Yet it’s not always that obvious and in particular I picked out three sticks by three different companies I’ve been using lately that actually have the same sort of element. In none of these did I recognize just how quality the wood was right away. With Ga-Ho I first noticed the dill or cumin notes that bring out the dryness. Second I noticed the floral perfume that balances it. Only after a third or fourth stick did the powerful resin of the wood really make itself known, but when it did this stick opened up like a lotus flower and my impression of it went up.
This is even more obscure with Baieido’s Koh En. Like most of their premium aloeswoods, the sticks are thin and the aroma is mellow and if these sticks use any spices or extra ingredients other than binder, I can imagine the purpose is to bring out the wood alone. But such a stick also fooled me into ignoring the resin quality at first. I think there’s a pretty big difference between Baieido and Shoyeido aloeswood, the latter seems robust and intense, while the former seems to capture the sublimity better, but it’s a quality so fleeting and faint it can be hard to pick up. Because with higher level Baieido aloeswood like Hakusui, the general nature of the resin, while just as conglomerated and fierce as any other good wood, actually seems more floral and/or spicy in quality and less resinous in a tarry sense. And with Koh En you get those qualities more up front. At first it’s hard to differentiate it from the lower ends in the same line, but the more I thought about what makes Koh En different, the more I realized it was the same level of resin. It speaks to a very long learning curve.

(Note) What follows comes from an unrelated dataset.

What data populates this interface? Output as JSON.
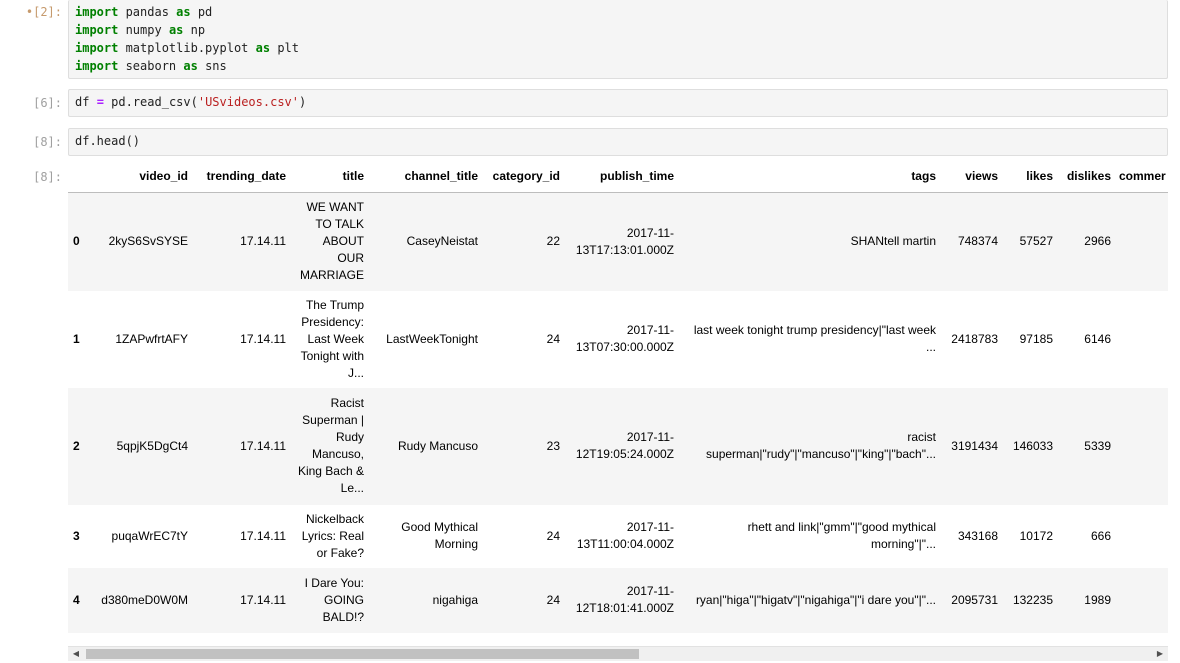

Kyara Ryugen, of course, really does up the resin element and at levels like this the whole glory of what makes aloeswood special comes out. Both Koh En and Ga-Ho are great at evoking old memories, but it’s a different level with Ryugen. Koh En definitely has complexity in terms of listening to the wood and Ga-Ho is complex among all its facets, but the quality of Ryugen is high enough to do what Koh En does while making it seem like it’s as multi-faceted as Ga-Ho, without much need for anything but the wood. Ryugen can start, woody, dry and brash like the rest of the Minorien line, but almost instantly the wood’s resin starts to emit spirals of inherent floral behavior, but on a level that is so intense that the incense continually reminds you this character comes from the kyara, at least in part. And like Koh En, the resin feel never quite gets tarry, on the contrary Ryugen has an almost powdery sweet like quality that is almost tropically exotic, so exotic that it resonates with watery, emotional qualities and continually drives one to passionate responses.